*About this task*: Retype each entry below precisely as it reads.

Stored dataset items:
[Start of section]

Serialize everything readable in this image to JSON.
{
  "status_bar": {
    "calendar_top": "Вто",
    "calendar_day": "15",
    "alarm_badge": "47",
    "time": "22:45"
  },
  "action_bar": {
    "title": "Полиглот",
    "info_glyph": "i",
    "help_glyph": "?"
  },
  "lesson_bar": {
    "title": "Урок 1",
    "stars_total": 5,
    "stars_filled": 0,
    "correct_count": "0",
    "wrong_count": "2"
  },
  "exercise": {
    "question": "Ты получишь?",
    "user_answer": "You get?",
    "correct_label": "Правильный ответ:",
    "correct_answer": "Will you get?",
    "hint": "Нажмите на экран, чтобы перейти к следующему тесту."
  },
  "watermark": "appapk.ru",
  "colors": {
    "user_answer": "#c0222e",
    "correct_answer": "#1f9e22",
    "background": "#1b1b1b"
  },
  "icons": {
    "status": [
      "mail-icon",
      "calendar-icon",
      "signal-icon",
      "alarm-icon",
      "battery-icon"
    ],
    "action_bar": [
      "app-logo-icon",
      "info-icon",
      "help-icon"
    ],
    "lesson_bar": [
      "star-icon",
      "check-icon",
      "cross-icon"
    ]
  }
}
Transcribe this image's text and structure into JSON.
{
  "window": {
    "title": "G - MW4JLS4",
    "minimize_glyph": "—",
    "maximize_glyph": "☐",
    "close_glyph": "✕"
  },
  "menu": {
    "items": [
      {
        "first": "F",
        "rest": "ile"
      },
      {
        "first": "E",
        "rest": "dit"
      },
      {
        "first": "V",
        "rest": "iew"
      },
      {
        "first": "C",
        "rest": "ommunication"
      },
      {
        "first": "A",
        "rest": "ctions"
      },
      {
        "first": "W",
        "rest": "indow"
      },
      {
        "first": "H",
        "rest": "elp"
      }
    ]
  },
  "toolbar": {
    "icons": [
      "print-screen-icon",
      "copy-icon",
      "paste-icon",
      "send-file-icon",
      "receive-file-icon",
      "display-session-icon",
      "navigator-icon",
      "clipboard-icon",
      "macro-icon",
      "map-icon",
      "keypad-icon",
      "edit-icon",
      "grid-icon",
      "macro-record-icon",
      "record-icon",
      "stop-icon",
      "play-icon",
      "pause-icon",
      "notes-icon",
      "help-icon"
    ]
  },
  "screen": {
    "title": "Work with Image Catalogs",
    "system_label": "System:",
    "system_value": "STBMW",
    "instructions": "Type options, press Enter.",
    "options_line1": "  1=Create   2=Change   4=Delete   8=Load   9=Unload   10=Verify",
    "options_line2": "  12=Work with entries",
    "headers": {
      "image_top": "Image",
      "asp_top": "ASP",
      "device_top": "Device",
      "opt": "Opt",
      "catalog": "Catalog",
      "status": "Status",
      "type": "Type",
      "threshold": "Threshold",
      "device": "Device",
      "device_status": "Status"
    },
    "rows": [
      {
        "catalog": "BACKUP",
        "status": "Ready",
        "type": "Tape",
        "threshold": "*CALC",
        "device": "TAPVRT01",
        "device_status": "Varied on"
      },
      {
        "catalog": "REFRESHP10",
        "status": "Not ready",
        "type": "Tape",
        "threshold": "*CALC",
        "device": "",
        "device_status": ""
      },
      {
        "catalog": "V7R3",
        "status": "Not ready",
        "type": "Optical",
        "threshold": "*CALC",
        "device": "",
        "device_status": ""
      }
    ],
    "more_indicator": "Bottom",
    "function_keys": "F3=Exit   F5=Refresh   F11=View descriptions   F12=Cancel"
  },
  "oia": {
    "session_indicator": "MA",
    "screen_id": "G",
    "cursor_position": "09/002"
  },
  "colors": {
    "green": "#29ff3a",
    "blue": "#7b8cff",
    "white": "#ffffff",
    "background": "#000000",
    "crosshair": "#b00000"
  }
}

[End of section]

*Response for this exercise*:
Serialize everything readable in this image to JSON.
{
  "status_bar": {
    "calendar_top": "Вто",
    "calendar_day": "15",
    "alarm_badge": "47",
    "time": "22:45"
  },
  "action_bar": {
    "title": "Полиглот",
    "info_glyph": "i",
    "help_glyph": "?"
  },
  "lesson_bar": {
    "title": "Урок 1",
    "stars_total": 5,
    "stars_filled": 0,
    "correct_count": "0",
    "wrong_count": "2"
  },
  "exercise": {
    "question": "Ты получишь?",
    "user_answer": "You get?",
    "correct_label": "Правильный ответ:",
    "correct_answer": "Will you get?",
    "hint": "Нажмите на экран, чтобы перейти к следующему тесту."
  },
  "watermark": "appapk.ru",
  "colors": {
    "user_answer": "#c0222e",
    "correct_answer": "#1f9e22",
    "background": "#1b1b1b"
  },
  "icons": {
    "status": [
      "mail-icon",
      "calendar-icon",
      "signal-icon",
      "alarm-icon",
      "battery-icon"
    ],
    "action_bar": [
      "app-logo-icon",
      "info-icon",
      "help-icon"
    ],
    "lesson_bar": [
      "star-icon",
      "check-icon",
      "cross-icon"
    ]
  }
}
Transcribe this image's text and structure into JSON.
{
  "window": {
    "title": "G - MW4JLS4",
    "minimize_glyph": "—",
    "maximize_glyph": "☐",
    "close_glyph": "✕"
  },
  "menu": {
    "items": [
      {
        "first": "F",
        "rest": "ile"
      },
      {
        "first": "E",
        "rest": "dit"
      },
      {
        "first": "V",
        "rest": "iew"
      },
      {
        "first": "C",
        "rest": "ommunication"
      },
      {
        "first": "A",
        "rest": "ctions"
      },
      {
        "first": "W",
        "rest": "indow"
      },
      {
        "first": "H",
        "rest": "elp"
      }
    ]
  },
  "toolbar": {
    "icons": [
      "print-screen-icon",
      "copy-icon",
      "paste-icon",
      "send-file-icon",
      "receive-file-icon",
      "display-session-icon",
      "navigator-icon",
      "clipboard-icon",
      "macro-icon",
      "map-icon",
      "keypad-icon",
      "edit-icon",
      "grid-icon",
      "macro-record-icon",
      "record-icon",
      "stop-icon",
      "play-icon",
      "pause-icon",
      "notes-icon",
      "help-icon"
    ]
  },
  "screen": {
    "title": "Work with Image Catalogs",
    "system_label": "System:",
    "system_value": "STBMW",
    "instructions": "Type options, press Enter.",
    "options_line1": "  1=Create   2=Change   4=Delete   8=Load   9=Unload   10=Verify",
    "options_line2": "  12=Work with entries",
    "headers": {
      "image_top": "Image",
      "asp_top": "ASP",
      "device_top": "Device",
      "opt": "Opt",
      "catalog": "Catalog",
      "status": "Status",
      "type": "Type",
      "threshold": "Threshold",
      "device": "Device",
      "device_status": "Status"
    },
    "rows": [
      {
        "catalog": "BACKUP",
        "status": "Ready",
        "type": "Tape",
        "threshold": "*CALC",
        "device": "TAPVRT01",
        "device_status": "Varied on"
      },
      {
        "catalog": "REFRESHP10",
        "status": "Not ready",
        "type": "Tape",
        "threshold": "*CALC",
        "device": "",
        "device_status": ""
      },
      {
        "catalog": "V7R3",
        "status": "Not ready",
        "type": "Optical",
        "threshold": "*CALC",
        "device": "",
        "device_status": ""
      }
    ],
    "more_indicator": "Bottom",
    "function_keys": "F3=Exit   F5=Refresh   F11=View descriptions   F12=Cancel"
  },
  "oia": {
    "session_indicator": "MA",
    "screen_id": "G",
    "cursor_position": "09/002"
  },
  "colors": {
    "green": "#29ff3a",
    "blue": "#7b8cff",
    "white": "#ffffff",
    "background": "#000000",
    "crosshair": "#b00000"
  }
}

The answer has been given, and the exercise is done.